This project analyzes how past changes in the delayed retirement credit – the increase in the Social Security benefit rate that results from claiming at older ages – affected employment, earnings and claiming behavior. The delayed retirement credit was increased from just 3 percent per year for those born from 1918 to 1924 to 8 percent per year for those born in 1943 and later. The changes were phased-in gradually so that those born between 1925 and 1942 had actuarial adjustment rates between 3.5 and 7.5 percent per year. In addition to exploring the aggregate effects of the reform, the project analyzes whether responses varied by life expectancy, as proxied by lifetime income. Differential responses by income and life expectancy are important in assessing the impact of the reform, not just on beneficiaries, but on Social Security financial projections.
The Effect of the Delayed Retirement Credit on Social Security Claiming and Employment
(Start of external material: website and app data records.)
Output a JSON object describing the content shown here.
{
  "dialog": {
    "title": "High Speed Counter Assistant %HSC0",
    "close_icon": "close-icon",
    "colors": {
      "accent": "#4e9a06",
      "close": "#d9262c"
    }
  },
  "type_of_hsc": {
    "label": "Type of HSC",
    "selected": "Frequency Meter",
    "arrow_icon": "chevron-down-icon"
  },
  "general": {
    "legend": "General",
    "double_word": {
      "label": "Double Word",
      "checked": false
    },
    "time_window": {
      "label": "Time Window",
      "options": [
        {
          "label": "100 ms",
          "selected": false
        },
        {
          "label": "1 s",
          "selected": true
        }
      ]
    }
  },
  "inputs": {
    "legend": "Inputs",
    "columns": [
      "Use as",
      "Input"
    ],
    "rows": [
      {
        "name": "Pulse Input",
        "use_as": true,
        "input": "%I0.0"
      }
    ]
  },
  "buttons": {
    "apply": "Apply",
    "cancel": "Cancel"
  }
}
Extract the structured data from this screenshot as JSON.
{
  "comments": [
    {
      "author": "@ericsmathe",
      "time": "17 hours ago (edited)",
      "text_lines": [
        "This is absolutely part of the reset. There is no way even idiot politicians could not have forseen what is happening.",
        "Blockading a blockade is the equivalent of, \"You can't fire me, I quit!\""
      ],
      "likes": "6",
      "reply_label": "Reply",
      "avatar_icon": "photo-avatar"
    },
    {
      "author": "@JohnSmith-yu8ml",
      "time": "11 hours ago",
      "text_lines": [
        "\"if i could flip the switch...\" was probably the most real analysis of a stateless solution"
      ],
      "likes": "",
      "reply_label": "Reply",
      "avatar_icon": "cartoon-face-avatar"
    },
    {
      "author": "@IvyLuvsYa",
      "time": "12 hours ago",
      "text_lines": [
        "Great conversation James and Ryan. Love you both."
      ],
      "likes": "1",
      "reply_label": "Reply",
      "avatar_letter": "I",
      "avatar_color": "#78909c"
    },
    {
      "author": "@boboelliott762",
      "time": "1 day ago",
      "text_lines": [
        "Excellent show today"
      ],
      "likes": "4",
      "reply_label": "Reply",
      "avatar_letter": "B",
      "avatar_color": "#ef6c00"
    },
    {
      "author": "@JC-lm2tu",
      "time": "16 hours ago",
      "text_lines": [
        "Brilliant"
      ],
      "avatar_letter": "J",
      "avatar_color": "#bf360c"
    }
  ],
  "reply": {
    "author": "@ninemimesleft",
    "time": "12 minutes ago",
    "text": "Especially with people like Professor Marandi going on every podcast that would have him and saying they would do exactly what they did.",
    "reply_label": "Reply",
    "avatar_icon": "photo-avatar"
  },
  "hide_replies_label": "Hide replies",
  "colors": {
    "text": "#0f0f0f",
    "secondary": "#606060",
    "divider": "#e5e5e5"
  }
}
Investigator: Mark Duggan (Stanford and NBER)
Labor force participation